After the great and fun Unconference in honour of Elmine’s birthday last Friday and Saturday, bringing me new insights and ideas, this week too will be stuffed with learning.

Today and tomorrow I will participate in Dave Snowden’s Cognitive Edge course on complexity, embracing uncertainty, business narratives, and sense making through human networked information filtering. I have been looking forward to this a lot. Ever since 2003 I have been using bits and pieces of Dave Snowden’s work in my take on knowledge work, learning and innovation, after hearing him speak at a KM conference. But it would be useful to hear a more complete story from Dave Snowden and see how his thinking as evolved, as well as what kind of tool set he has build around it.

Next week will see the start of George Siemens and Stephen Downes‘s on-line course on Connectivism. Both George Siemens and Stephen Downes have been part of my on-line neighbourhood for a long time, and their views on learning resonate with me very much. Connectivism makes up a big part of how I have constructed my basic information gathering and sense making process through social filtering. Now they are doing an on-line course, as part of the curriculum of the University of Manitoba. It seems already more than 1600 people from around the globe have signed up for it. Check the course blog and course wiki for more info. This course will run almost until December, and promises to be very exciting.
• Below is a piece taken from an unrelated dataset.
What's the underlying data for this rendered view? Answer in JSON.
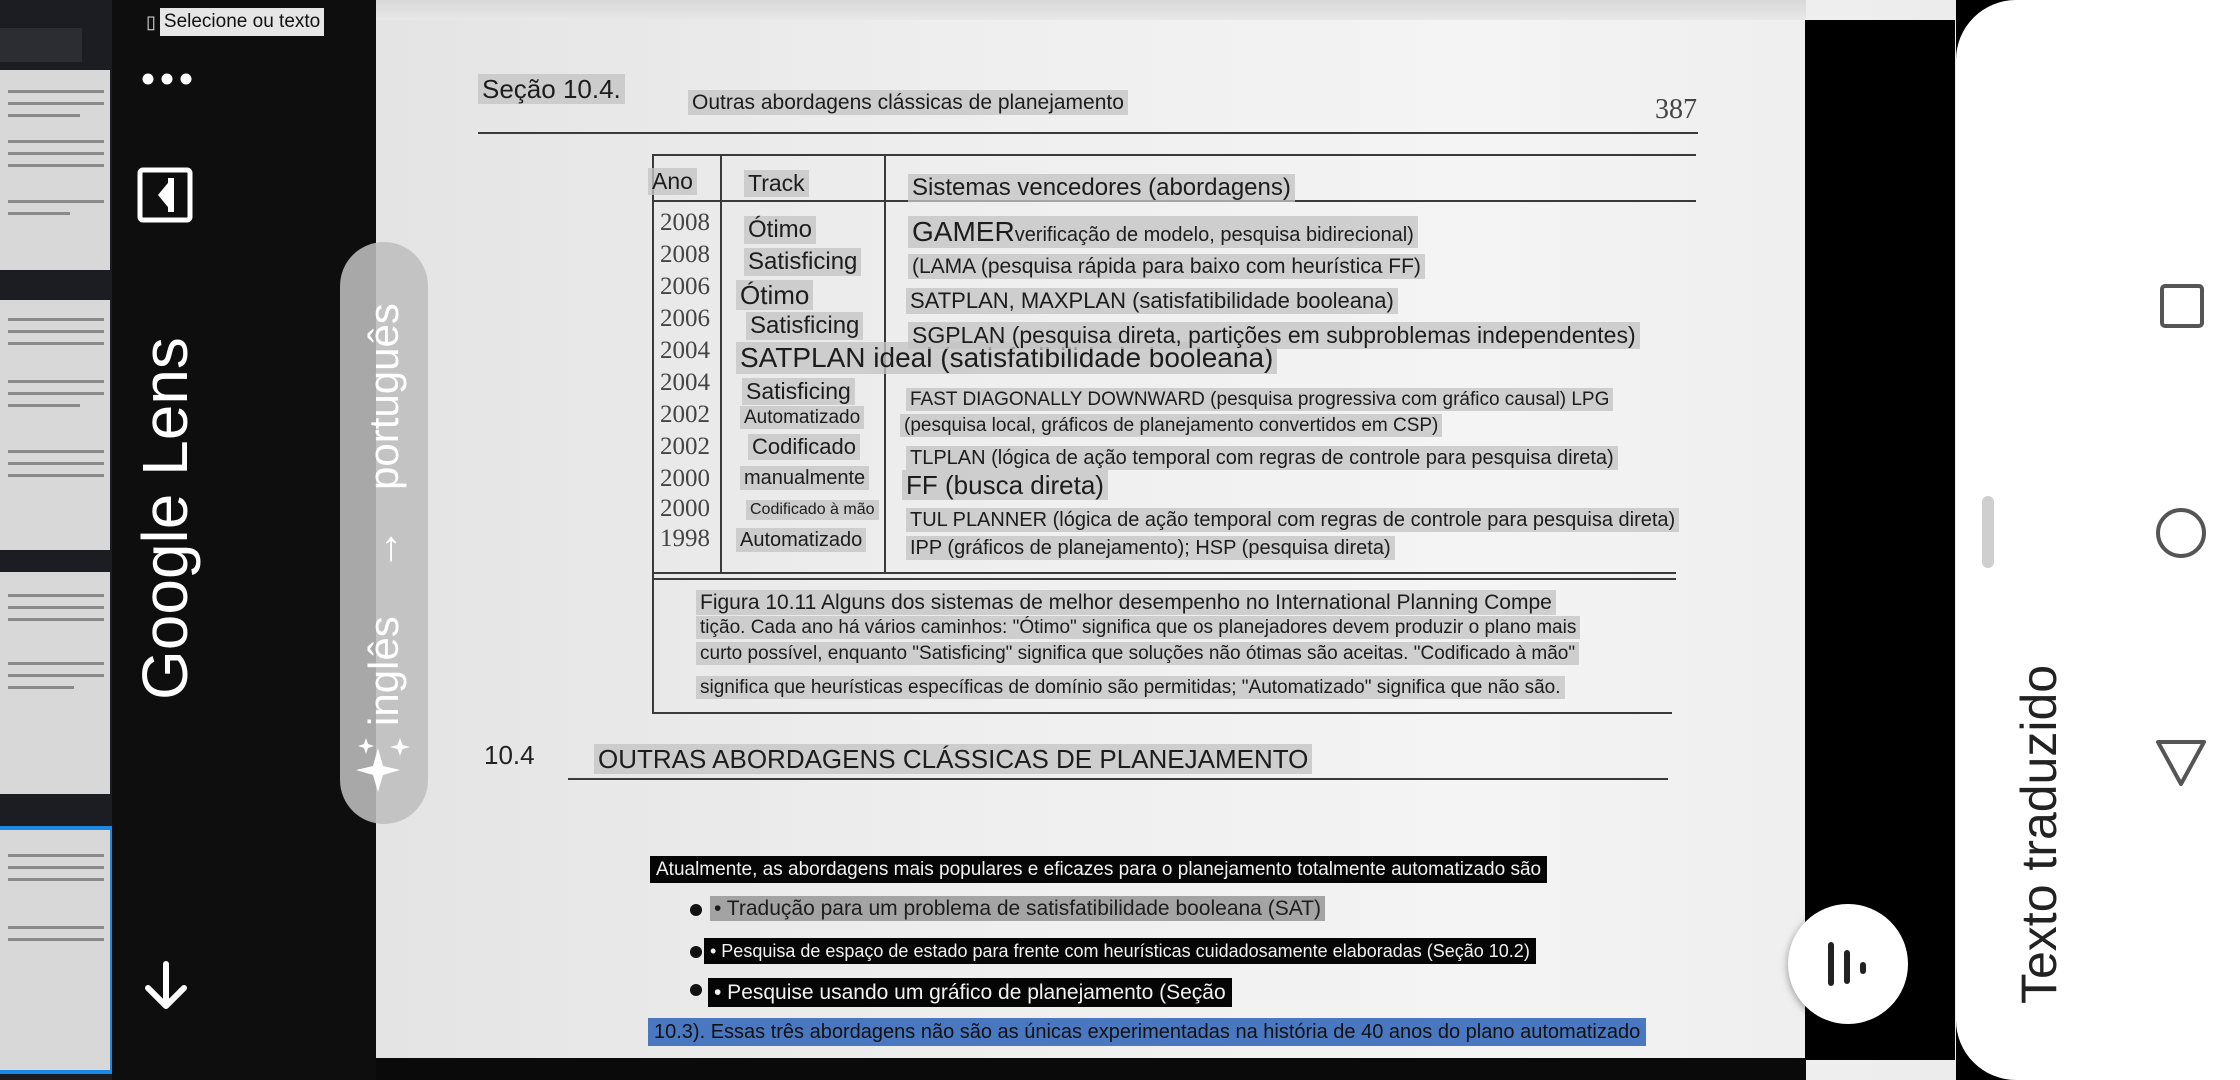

Both Elmine and I will be taking part, and it will be fun to see our different routes and takes on this as the course develops over the coming 12 weeks.
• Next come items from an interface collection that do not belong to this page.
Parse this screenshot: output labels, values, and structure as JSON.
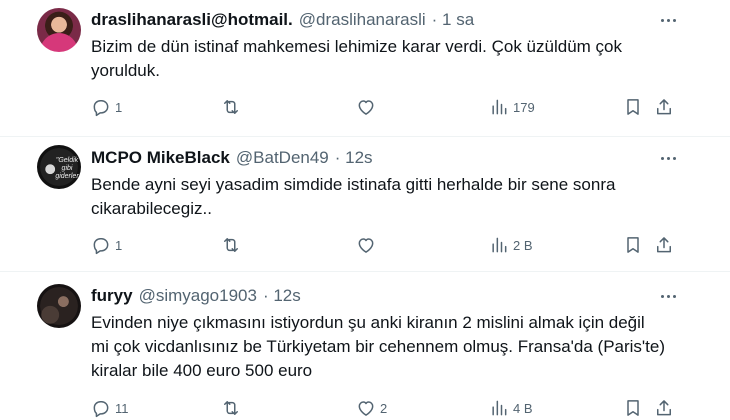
{
  "tweets": [
    {
      "name": "draslihanarasli@hotmail.",
      "handle": "@draslihanarasli",
      "time": "· 1 sa",
      "text_lines": [
        "Bizim de dün istinaf mahkemesi lehimize karar verdi. Çok üzüldüm çok",
        "yorulduk."
      ],
      "replies": "1",
      "retweets": "",
      "likes": "",
      "views": "179"
    },
    {
      "name": "MCPO MikeBlack",
      "handle": "@BatDen49",
      "time": "· 12s",
      "avatar_text": "\"Geldik gibi giderler",
      "text_lines": [
        "Bende ayni seyi yasadim simdide istinafa gitti herhalde bir sene sonra",
        "cikarabilecegiz.."
      ],
      "replies": "1",
      "retweets": "",
      "likes": "",
      "views": "2 B"
    },
    {
      "name": "furyy",
      "handle": "@simyago1903",
      "time": "· 12s",
      "text_lines": [
        "Evinden niye çıkmasını istiyordun şu anki kiranın 2 mislini almak için değil",
        "mi çok vicdanlısınız be Türkiyetam bir cehennem olmuş. Fransa'da (Paris'te)",
        "kiralar bile 400 euro 500 euro"
      ],
      "replies": "11",
      "retweets": "",
      "likes": "2",
      "views": "4 B"
    }
  ],
  "icons": {
    "reply": "reply-icon",
    "retweet": "retweet-icon",
    "like": "heart-icon",
    "views": "views-icon",
    "bookmark": "bookmark-icon",
    "share": "share-icon",
    "more": "more-icon"
  },
  "colors": {
    "text": "#0f1419",
    "secondary": "#536471",
    "divider": "#eff3f4"
  }
}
(Cross posted from Elmine and my newly opened Bookblog.)

I have been following George Siemens through his blog in the past years. Last fall his book Knowing Knowledge was published and I was asked by a Dutch association for e-learning, to review the book, shortly before it went to the presses. This review has been published in Dutch as well as English, so you can have a read over there. In the book he explains what he calls Connectivism as a learning strategy.
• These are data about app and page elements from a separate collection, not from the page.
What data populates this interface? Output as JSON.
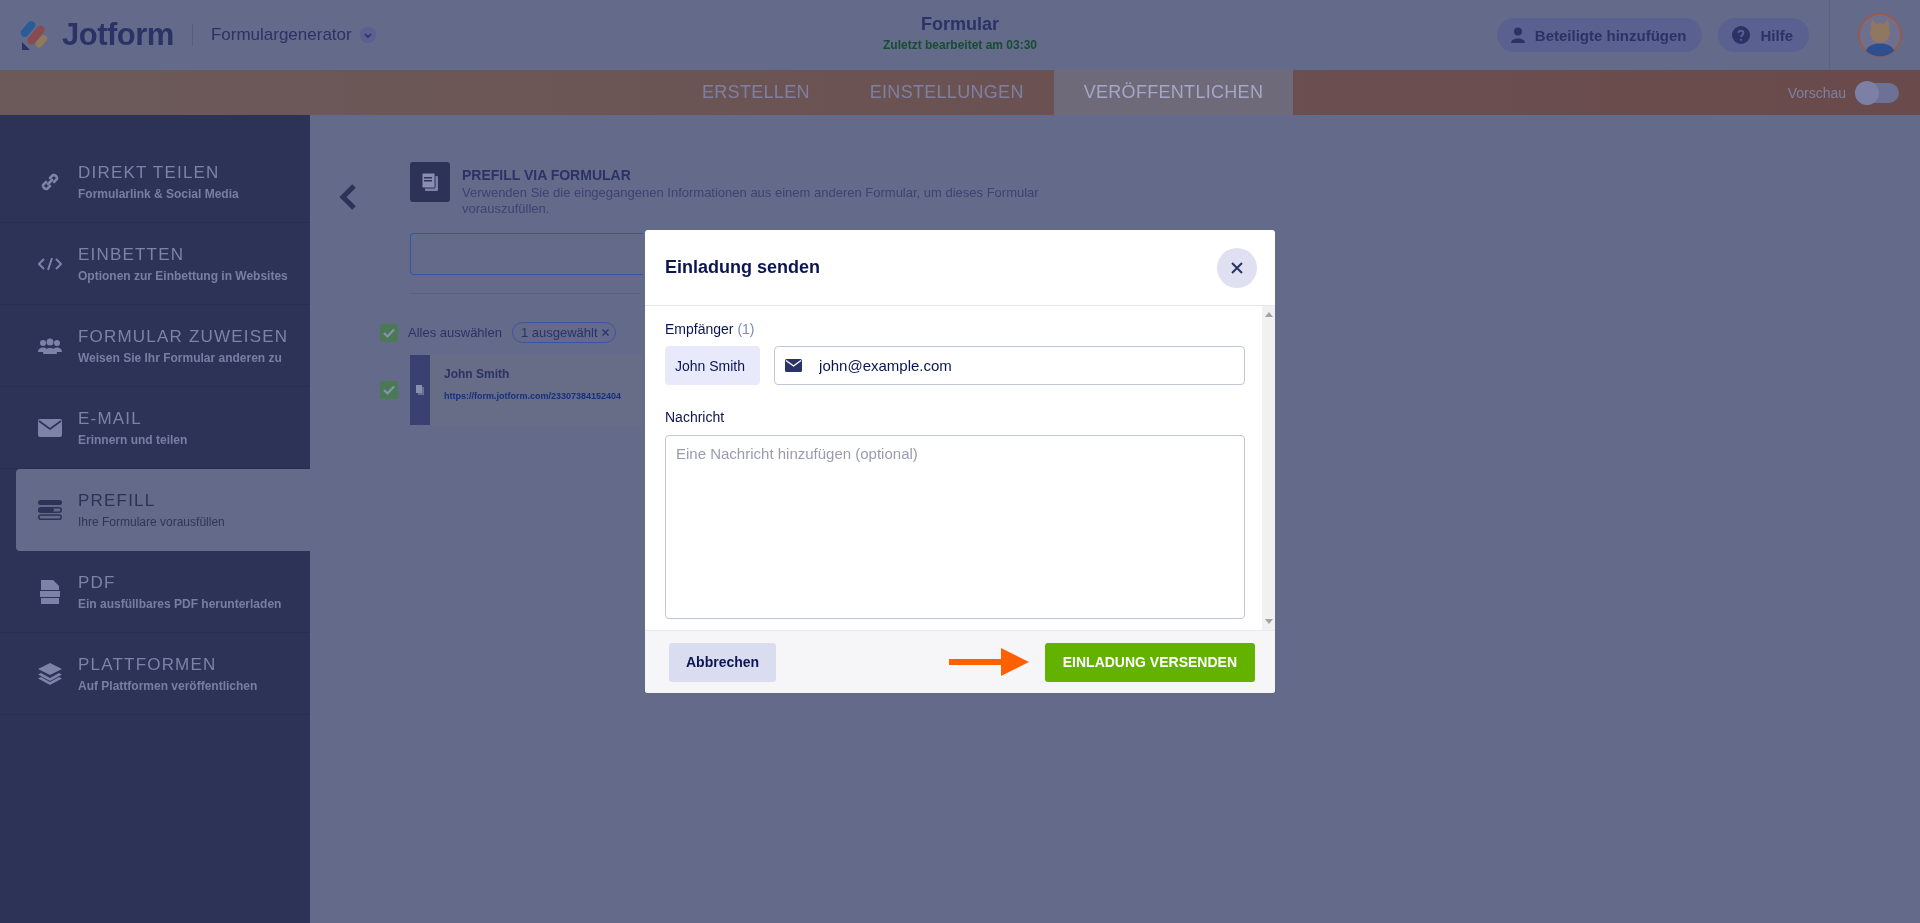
{
  "header": {
    "logo": "Jotform",
    "product": "Formulargenerator",
    "title": "Formular",
    "subtitle": "Zuletzt bearbeitet am 03:30",
    "buttons": [
      {
        "label": "Beteiligte hinzufügen",
        "kind": "person"
      },
      {
        "label": "Hilfe",
        "kind": "help"
      }
    ]
  },
  "tabs": [
    {
      "label": "ERSTELLEN",
      "selected": false
    },
    {
      "label": "EINSTELLUNGEN",
      "selected": false
    },
    {
      "label": "VERÖFFENTLICHEN",
      "selected": true
    }
  ],
  "preview": {
    "label": "Vorschau",
    "on": false
  },
  "sidebar": {
    "items": [
      {
        "title": "DIREKT TEILEN",
        "subtitle": "Formularlink & Social Media",
        "selected": false
      },
      {
        "title": "EINBETTEN",
        "subtitle": "Optionen zur Einbettung in Websites",
        "selected": false
      },
      {
        "title": "FORMULAR ZUWEISEN",
        "subtitle": "Weisen Sie Ihr Formular anderen zu",
        "selected": false
      },
      {
        "title": "E-MAIL",
        "subtitle": "Erinnern und teilen",
        "selected": false
      },
      {
        "title": "PREFILL",
        "subtitle": "Ihre Formulare vorausfüllen",
        "selected": true
      },
      {
        "title": "PDF",
        "subtitle": "Ein ausfüllbares PDF herunterladen",
        "selected": false
      },
      {
        "title": "PLATTFORMEN",
        "subtitle": "Auf Plattformen veröffentlichen",
        "selected": false
      }
    ]
  },
  "prefill": {
    "title": "PREFILL VIA FORMULAR",
    "description": "Verwenden Sie die eingegangenen Informationen aus einem anderen Formular, um dieses Formular vorauszufüllen.",
    "select_all": {
      "label": "Alles auswählen",
      "checked": true
    },
    "selected_badge": "1 ausgewählt",
    "rows": [
      {
        "name": "John Smith",
        "link": "https://form.jotform.com/23307384152404",
        "checked": true
      }
    ]
  },
  "dialog": {
    "title": "Einladung senden",
    "recipients_label": "Empfänger",
    "recipients_count": "(1)",
    "recipient_name": "John Smith",
    "email": "john@example.com",
    "message_label": "Nachricht",
    "message_placeholder": "Eine Nachricht hinzufügen (optional)",
    "cancel": "Abbrechen",
    "submit": "EINLADUNG VERSENDEN"
  }
}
Suffice to say here that what Siemens identifies as the list of skills one needs to deal with the massive abundance of information and knowledge fits completely with my own thinking on dealing with information overload and the shifting nature of knowledge work. A worthwile book. And while you’re at it, have a look a these videoclips as well.

Summing up Connectivism: Knowledge now means to be connected, learning now is connecting and building networks.
The book can also be downloaded for free. The illustrations are available through Flickr. But I find that owning it helps, as the format invites consulting it often, browsing and jumping back and forth. Not so easily done on screen. Discussion is invited on the Knowing Knowledge website.
Also there is currently an on-line conference underway with daily interesting presentations. Sheets and recordings are available as well, as well as discussion.